That there are certain contentious parallels in pagan mythology is actually much less of an issue than you are making it. If you want to debate the historicity of the gospels, do it with historians, such as those I have linked in other responses.
Toggle Commented Feb 1, 2010 on Missed The Shack at GadgetVicar
"One could also claim that pondering, seriously, issues of authority and the implication of the fact that history hardly supports the contention that scripture has one simple meaning accesible to all would, also, lead to Rome. But is that a reason to avoid such questions?" Was that a question?
Toggle Commented Feb 1, 2010 on Missed The Shack at GadgetVicar

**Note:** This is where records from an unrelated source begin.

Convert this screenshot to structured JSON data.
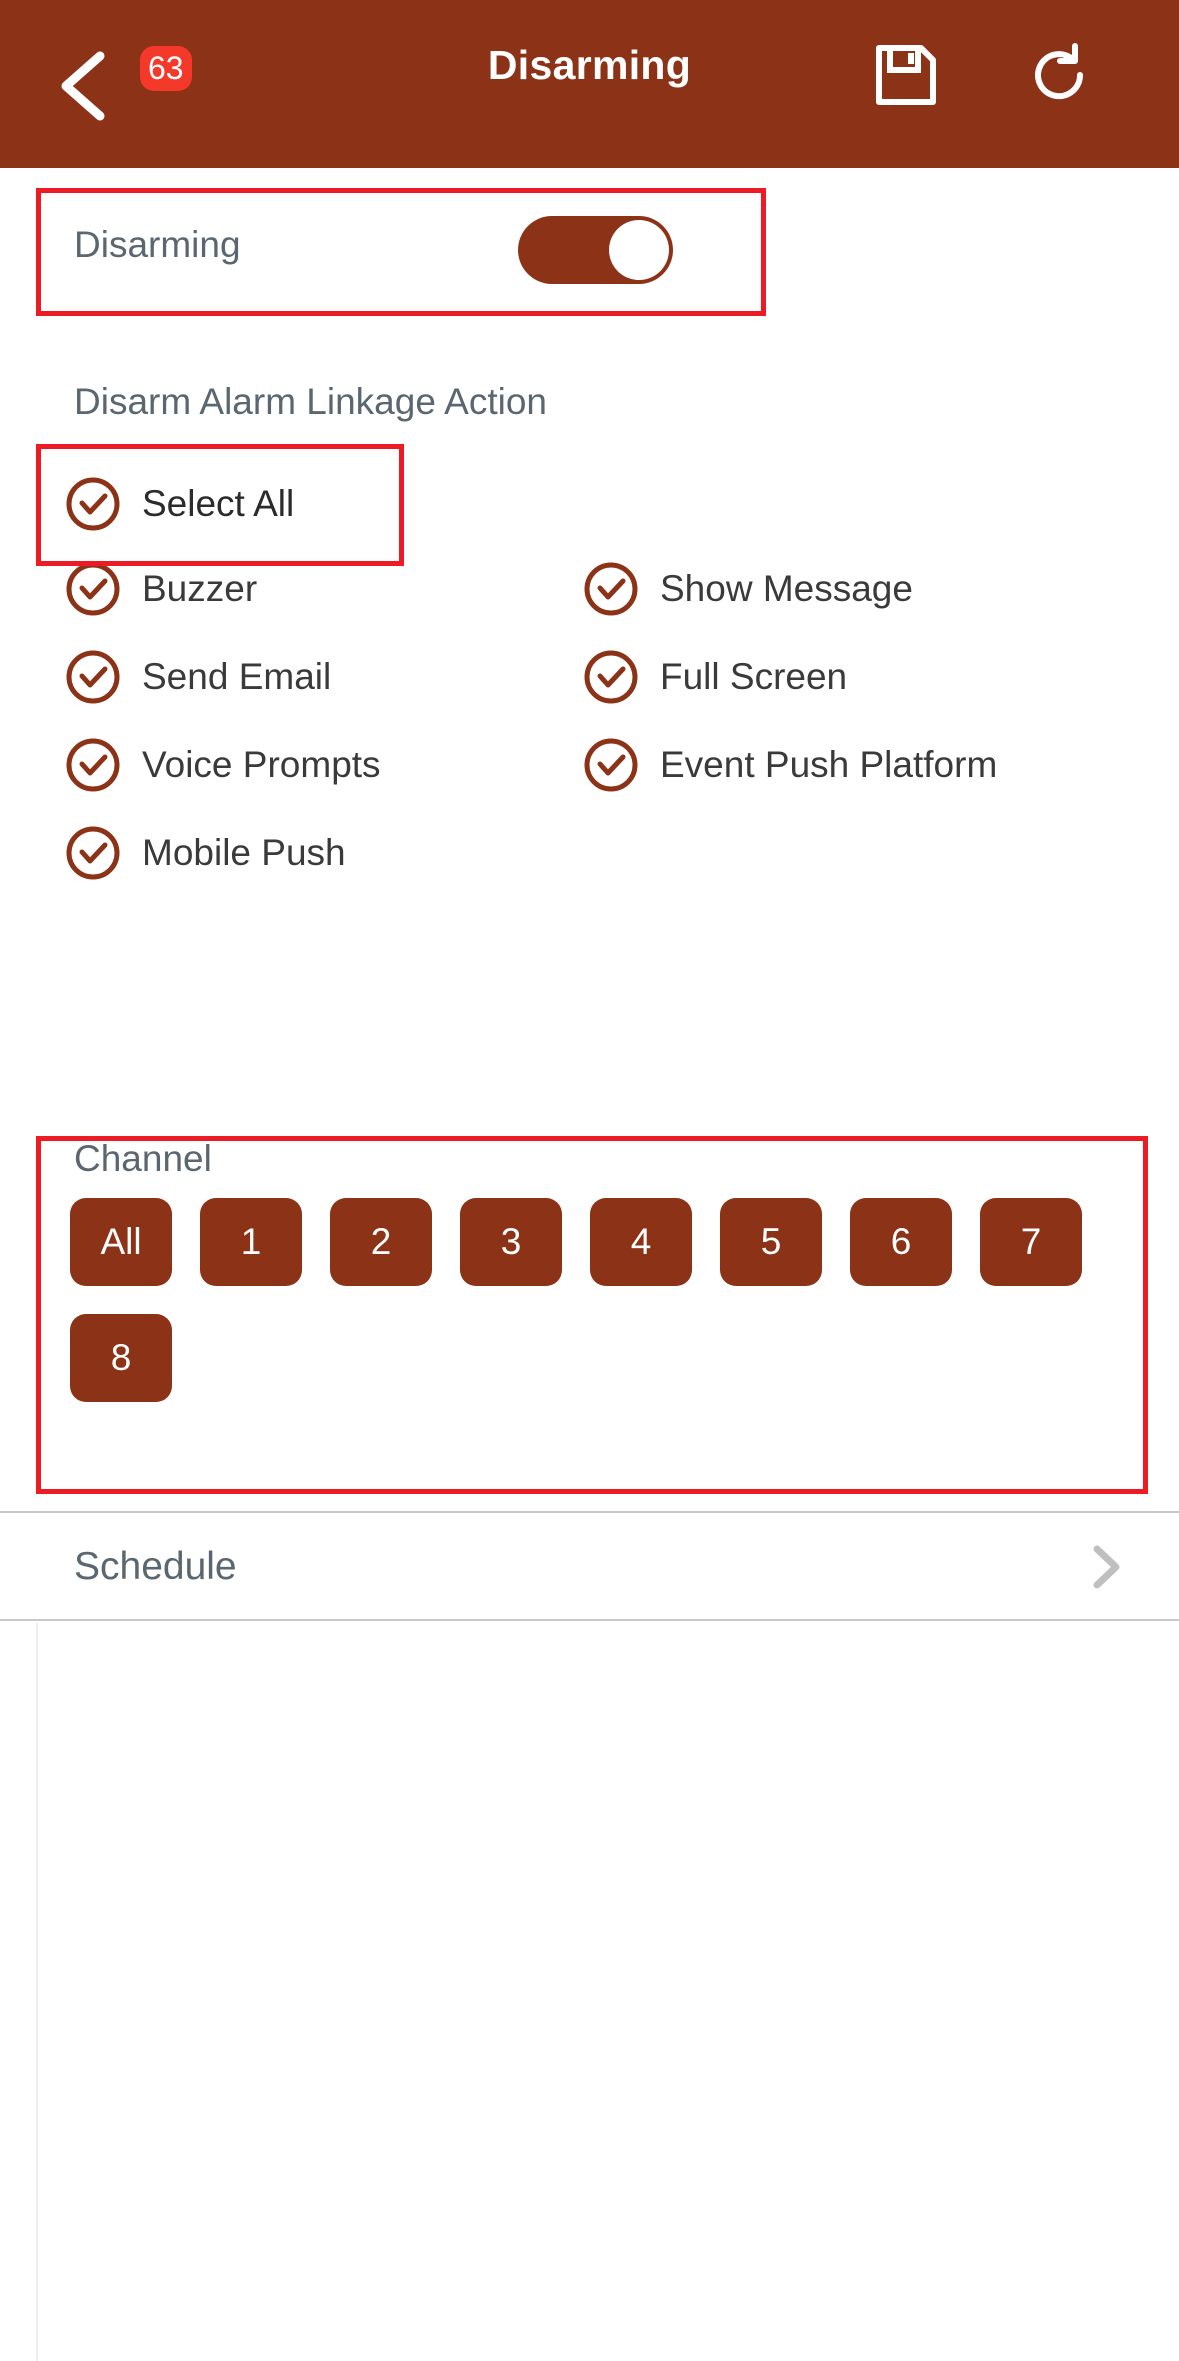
{
  "appbar": {
    "title": "Disarming",
    "back_icon": "chevron-left-icon",
    "badge_count": "63",
    "save_icon": "save-floppy-icon",
    "refresh_icon": "refresh-icon"
  },
  "disarming": {
    "label": "Disarming",
    "toggle_state": "on"
  },
  "linkage": {
    "section_title": "Disarm Alarm Linkage Action",
    "select_all_label": "Select All",
    "select_all_checked": true,
    "actions": [
      {
        "label": "Buzzer",
        "checked": true,
        "column": "left"
      },
      {
        "label": "Show Message",
        "checked": true,
        "column": "right"
      },
      {
        "label": "Send Email",
        "checked": true,
        "column": "left"
      },
      {
        "label": "Full Screen",
        "checked": true,
        "column": "right"
      },
      {
        "label": "Voice Prompts",
        "checked": true,
        "column": "left"
      },
      {
        "label": "Event Push Platform",
        "checked": true,
        "column": "right"
      },
      {
        "label": "Mobile Push",
        "checked": true,
        "column": "left"
      }
    ]
  },
  "channel": {
    "title": "Channel",
    "chips": [
      "All",
      "1",
      "2",
      "3",
      "4",
      "5",
      "6",
      "7",
      "8"
    ]
  },
  "schedule": {
    "label": "Schedule",
    "chevron_icon": "chevron-right-icon"
  },
  "colors": {
    "brand_brown": "#8B3217",
    "badge_red": "#F4392B",
    "annotation_red": "#ED1C24",
    "label_gray": "#5B6770",
    "text_dark": "#3A3A3A"
  }
}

I'd be very wary of any Christian who suggested that we only read the gospels. But it's equally important that we have the bible explained to us (by human teaching and in the spirit of God himself...this is the bible's own model for ensuring scripture is explained correctly). Jesus himself taught and corrected false understandings, fundamentalism in its various guises, imbalanced emphasis etc... "Once you read the gospels though, you realise they dont pass the simplest tests of verifying their claims." You seem to imply that they are fictional stories whose historicity is easy to undermine. I strongly disagree with the sentiment. An introductory book you might be interested to read is Mark D Roberts' "Can we Trust the Gospels": http://www.amazon.com/Can-Trust-Gospels-Investigating-Reliability/dp/1581348665 and many academic issues you might have on that subject could be expertly addressed on his blog http://www.markdroberts.com/ There are many such respected sites and authors out there who would contest your assertions. Reclaiming the Mind is another one I warmly recommend http://www.reclaimingthemind.org/blog/ where a wide range of topics are covered in great academic detail.
Toggle Commented Feb 1, 2010 on Missed The Shack at GadgetVicar
The pagan method is to design a God which reflects your cultural outlook. You think you are doing something good and worthwhile, serving something outside yourself, when in fact you are deifying your own beliefs and effectively worshipping yourself. It's the folly of Christians and non-Christians alike, and a primary technique the devil has to keep your attention away from the glory of the One True God. The first two commandments highlight why that is extremely Not Cool.
Toggle Commented Jan 31, 2010 on Missed The Shack at GadgetVicar